He may be surrounded by stalwarts of the genre – the best girlfriend (Lana) who secretly fancies him, the ambivalent but unavailable love interest, the school bullies – but its in her depiction of supporting characters, like Lana’s immigrant father, Mr. Kovalenko (“a look on his face like he’d been chewing old sardines”), and Stephen’s fleeting, sexually gluttonous girlfriend, Tina Thompson, with her “muscular tongue”, that Cameron really lights up. Stephen himself is a sharply drawn protagonist, his teenage view of the world suitably cynical, but underlined with almost poetic, acute observation.

Towards the end the inevitable happens, and as Stephen’s orientation becomes known to his peers, he becomes more and more vulnerable. Cameron isn’t afraid to shift the lighthearted tone of the first half of the novel into much darker territory, and during the penultimate, chaotic scene between Stephen and Mark, you begin to think this might not turn out the way all ‘coming out’ novels turn out, after all.

You’ll have to read the book to find out if it does, but in the meantime I’m taking bets that Cameron’s second novel will leave the ‘coming out’ genre behind. She’s simply a writer, a good one, who likes to tell a cracking story. That this story is about a gay boy finding himself is incidental.

Can Men Write Chick Lit?

There’s a bit of difficulty in figuring out what genre to market my novels in, given that I’m a man writing books with principally female leads and a romantic underpinning. But the books are also told from the male character’s point of view, have multiple narrative strands, and so far they also have strong storylines that address LGBT (lesbian, gay, bisexual, transgender) issues.

A brief from my editor to the cover designer for my next book, ‘Knowing Me, Knowing You’ says: “Genre: Hard to categorise strictly. In the main, contemporary women’s fiction (as the title suggests) but there are strong male characters, always a gay character, so it nods to crossover too.”

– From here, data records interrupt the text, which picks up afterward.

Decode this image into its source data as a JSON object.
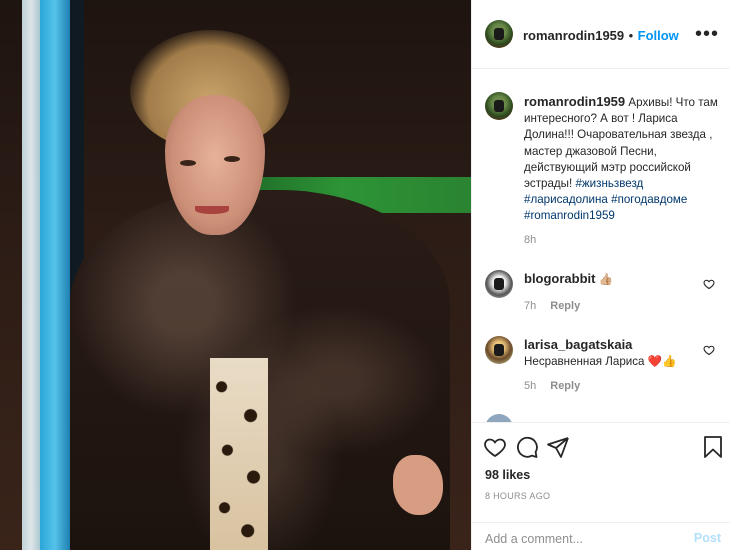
{
  "post": {
    "username": "romanrodin1959",
    "follow_label": "Follow",
    "separator": "•",
    "more_label": "•••"
  },
  "caption": {
    "username": "romanrodin1959",
    "text": "Архивы! Что там интересного? А вот ! Лариса Долина!!! Очаровательная звезда , мастер джазовой Песни, действующий мэтр российской эстрады! ",
    "hashtags": [
      "#жизньзвезд",
      "#ларисадолина",
      "#погодавдоме",
      "#romanrodin1959"
    ],
    "time": "8h"
  },
  "comments": [
    {
      "username": "blogorabbit",
      "text": "👍🏼",
      "time": "7h",
      "reply_label": "Reply"
    },
    {
      "username": "larisa_bagatskaia",
      "text": "Несравненная Лариса ❤️👍",
      "time": "5h",
      "reply_label": "Reply"
    }
  ],
  "actions": {
    "icons": [
      "heart-icon",
      "comment-icon",
      "share-icon",
      "bookmark-icon"
    ]
  },
  "likes": "98 likes",
  "timestamp": "8 HOURS AGO",
  "add_comment": {
    "placeholder": "Add a comment...",
    "post_label": "Post"
  },
  "colors": {
    "link": "#0095f6",
    "hashtag": "#00376b",
    "muted": "#8e8e8e",
    "text": "#262626"
  }
}
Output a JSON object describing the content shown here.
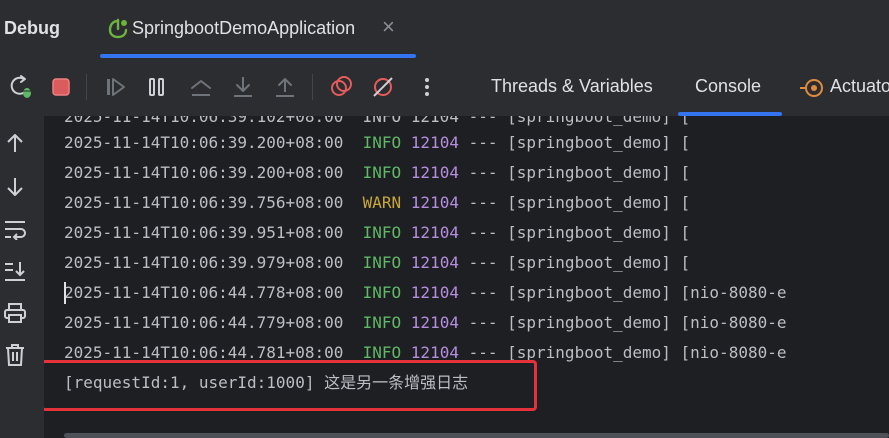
{
  "panel": {
    "title": "Debug"
  },
  "run_tab": {
    "label": "SpringbootDemoApplication",
    "close_glyph": "×"
  },
  "toolbar": {
    "buttons": [
      {
        "name": "rerun-debug-icon"
      },
      {
        "name": "stop-icon"
      },
      {
        "name": "resume-icon"
      },
      {
        "name": "pause-icon"
      },
      {
        "name": "step-over-icon"
      },
      {
        "name": "step-into-icon"
      },
      {
        "name": "step-out-icon"
      },
      {
        "name": "view-breakpoints-icon"
      },
      {
        "name": "mute-breakpoints-icon"
      },
      {
        "name": "more-icon"
      }
    ],
    "tabs": {
      "threads": "Threads & Variables",
      "console": "Console",
      "actuator": "Actuato"
    }
  },
  "gutter": {
    "buttons": [
      "up-arrow-icon",
      "down-arrow-icon",
      "soft-wrap-icon",
      "scroll-to-end-icon",
      "print-icon",
      "trash-icon"
    ]
  },
  "console": {
    "partial_top": "2025-11-14T10:06:39.102+08:00  INFO 12104 --- [springboot_demo] [",
    "lines": [
      {
        "ts": "2025-11-14T10:06:39.200+08:00",
        "level": "INFO",
        "pid": "12104",
        "rest": " --- [springboot_demo] ["
      },
      {
        "ts": "2025-11-14T10:06:39.200+08:00",
        "level": "INFO",
        "pid": "12104",
        "rest": " --- [springboot_demo] ["
      },
      {
        "ts": "2025-11-14T10:06:39.756+08:00",
        "level": "WARN",
        "pid": "12104",
        "rest": " --- [springboot_demo] ["
      },
      {
        "ts": "2025-11-14T10:06:39.951+08:00",
        "level": "INFO",
        "pid": "12104",
        "rest": " --- [springboot_demo] ["
      },
      {
        "ts": "2025-11-14T10:06:39.979+08:00",
        "level": "INFO",
        "pid": "12104",
        "rest": " --- [springboot_demo] ["
      },
      {
        "ts": "2025-11-14T10:06:44.778+08:00",
        "level": "INFO",
        "pid": "12104",
        "rest": " --- [springboot_demo] [nio-8080-e"
      },
      {
        "ts": "2025-11-14T10:06:44.779+08:00",
        "level": "INFO",
        "pid": "12104",
        "rest": " --- [springboot_demo] [nio-8080-e"
      },
      {
        "ts": "2025-11-14T10:06:44.781+08:00",
        "level": "INFO",
        "pid": "12104",
        "rest": " --- [springboot_demo] [nio-8080-e"
      }
    ],
    "custom_message": "[requestId:1, userId:1000] 这是另一条增强日志"
  },
  "colors": {
    "accent": "#3574f0",
    "info": "#5fb865",
    "warn": "#c9a83a",
    "pid": "#b58ee0",
    "highlight": "#e5323a"
  }
}
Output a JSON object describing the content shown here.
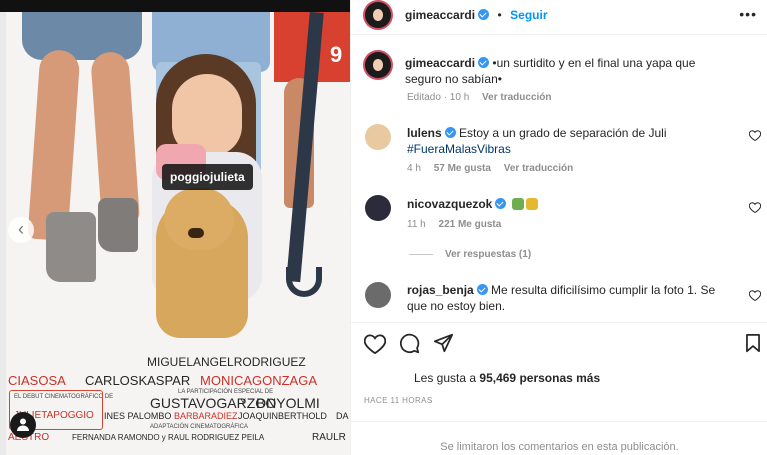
{
  "poster": {
    "tag_label": "poggiojulieta",
    "skirt_number": "9",
    "credits": {
      "miguel": "MIGUELANGELRODRIGUEZ",
      "sosa": "CIASOSA",
      "kaspar": "CARLOSKASPAR",
      "monica": "MONICAGONZAGA",
      "participacion": "LA PARTICIPACIÓN ESPECIAL DE",
      "garzon": "GUSTAVOGARZON",
      "y": "Y",
      "olmi": "BOYOLMI",
      "debut": "EL DEBUT CINEMATOGRÁFICO DE",
      "poggio": "JULIETAPOGGIO",
      "palombo": "INES PALOMBO",
      "diez": "BARBARADIEZ",
      "berthold": "JOAQUINBERTHOLD",
      "da": "DA",
      "adaptacion": "ADAPTACIÓN CINEMATOGRÁFICA",
      "maestro": "AESTRO",
      "ramondo": "FERNANDA RAMONDO y RAUL RODRIGUEZ PEILA",
      "raul": "RAULR"
    }
  },
  "header": {
    "username": "gimeaccardi",
    "separator": "•",
    "follow_label": "Seguir",
    "more": "•••"
  },
  "caption": {
    "username": "gimeaccardi",
    "text": "•un surtidito y en el final una yapa que seguro no sabían•",
    "time": "Editado · 10 h",
    "translate": "Ver traducción"
  },
  "comments": [
    {
      "username": "lulens",
      "text": "Estoy a un grado de separación de Juli",
      "hashtag": "#FueraMalasVibras",
      "time": "4 h",
      "likes": "57 Me gusta",
      "translate": "Ver traducción"
    },
    {
      "username": "nicovazquezok",
      "time": "11 h",
      "likes": "221 Me gusta",
      "replies": "Ver respuestas (1)",
      "emoji_colors": [
        "#6fae4f",
        "#e5b92f"
      ]
    },
    {
      "username": "rojas_benja",
      "text": "Me resulta dificilísimo cumplir la foto 1. Se que no estoy bien."
    }
  ],
  "footer": {
    "likes_prefix": "Les gusta a",
    "likes_count": "95,469",
    "likes_suffix": "personas más",
    "time_ago": "HACE 11 HORAS",
    "comments_limited": "Se limitaron los comentarios en esta publicación."
  },
  "icons": [
    "heart-icon",
    "comment-icon",
    "share-icon",
    "bookmark-icon",
    "verified-icon",
    "user-tag-icon",
    "chevron-left-icon"
  ],
  "colors": {
    "accent": "#0095f6",
    "verified": "#3797f0",
    "hashtag": "#00376b",
    "muted": "#8e8e8e",
    "poster_red": "#c9312a"
  }
}
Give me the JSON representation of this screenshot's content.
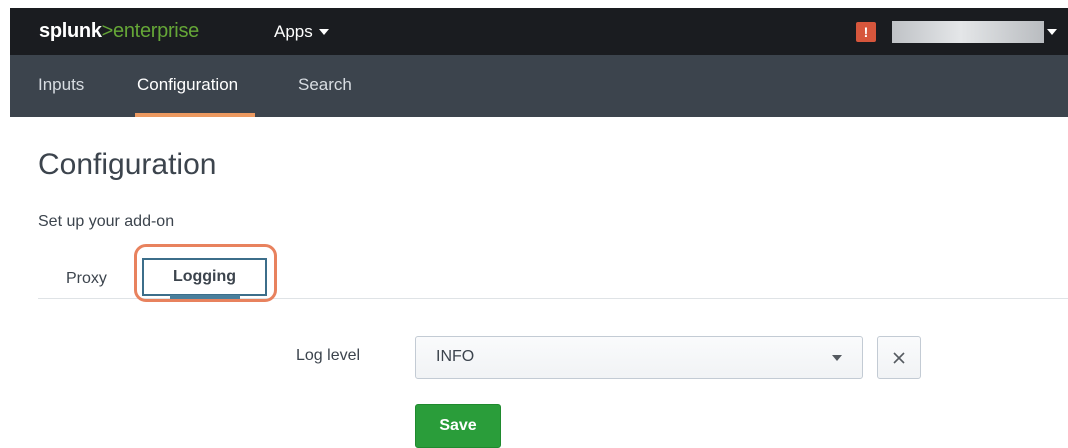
{
  "header": {
    "logo_brand": "splunk",
    "logo_suffix": ">enterprise",
    "apps_label": "Apps",
    "alert_icon": "!",
    "user_name": ""
  },
  "nav": {
    "items": [
      {
        "label": "Inputs",
        "active": false
      },
      {
        "label": "Configuration",
        "active": true
      },
      {
        "label": "Search",
        "active": false
      }
    ]
  },
  "page": {
    "title": "Configuration",
    "subtitle": "Set up your add-on"
  },
  "tabs": [
    {
      "label": "Proxy",
      "active": false
    },
    {
      "label": "Logging",
      "active": true
    }
  ],
  "form": {
    "log_level_label": "Log level",
    "log_level_value": "INFO",
    "save_label": "Save"
  },
  "colors": {
    "topbar": "#1a1c20",
    "appnav": "#3c444d",
    "nav_active_underline": "#ec9960",
    "logo_accent": "#65a637",
    "alert": "#d6563c",
    "save_button": "#2a9d3a",
    "highlight": "#e8825e"
  },
  "icons": {
    "apps_caret": "chevron-down-icon",
    "alert": "alert-icon",
    "select_caret": "chevron-down-icon",
    "clear": "close-icon"
  }
}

Chick Lit? Contemporary Women’s Fiction? Although I have no issues with either category, and greatly admire writers like Marion Keyes, Sheila O’Flanagan, Roisín Meaney, and Sophie Kinsella, I don’t see myself as a Chick Lit writer. I also believe that Chick Lit is a reductive term. There is a snobbery around it that dismisses ‘Chick Lit’ writers, and it puts certain readers off.

So, I’ve decided that I am not a Chick Lit writer. Nor am I a writer of Contemporary Women’s Fiction. I am a writer of Literary Rom Coms.

More than one interviewer during the publicity round for my last novel The Forced Redundancy Film Club, suggested that it would make a great movie. To my mind that’s not only because the book features lots of beloved classic movies, but also because I have a great love for rom com movies, particularly those written by Richard Curtis, who uses multiple narrative in Four Weddings and a Funeral, Love Actually and to a lesser extent in one of my favourite rom coms of all time, Notting Hill.

Image

The inspiration for the romance in The Forded Redundancy Film Club is my favourite rom com of all time, When Harry Met Sally (which features as one of the movies in the book too).  When writing the book I structured it like a screenplay, I used short scenes throughout the novel that had the function of moving the story along. The book also has an underlying soundtrack, with mentions of certain songs in almost every chapter to underpin the atmosphere.

Image

At the end my two main characters share this moment of dialogue:

“Do you know what I’d like to do?” said Katherine.

“Walk off into the sunset?” asked Martin.

A little bubble of joy exploded in Katherine’s belly. “Maybe later,” she said. “But right now I’d like to dance.”

So, can men write Chick Lit? They certainly can write rom coms, as the Richard Curtis films prove. So, yes, of course we can. But just don’t call it Chick Lit!

The “walk off into the sunset” line is a deliberate cinematic reference. At the end of every rom com, our heroes walk off into the sunset. We know at the beginning of the film that this will happen, but the joy of a good rom com is seeing how they get there, despite their differences.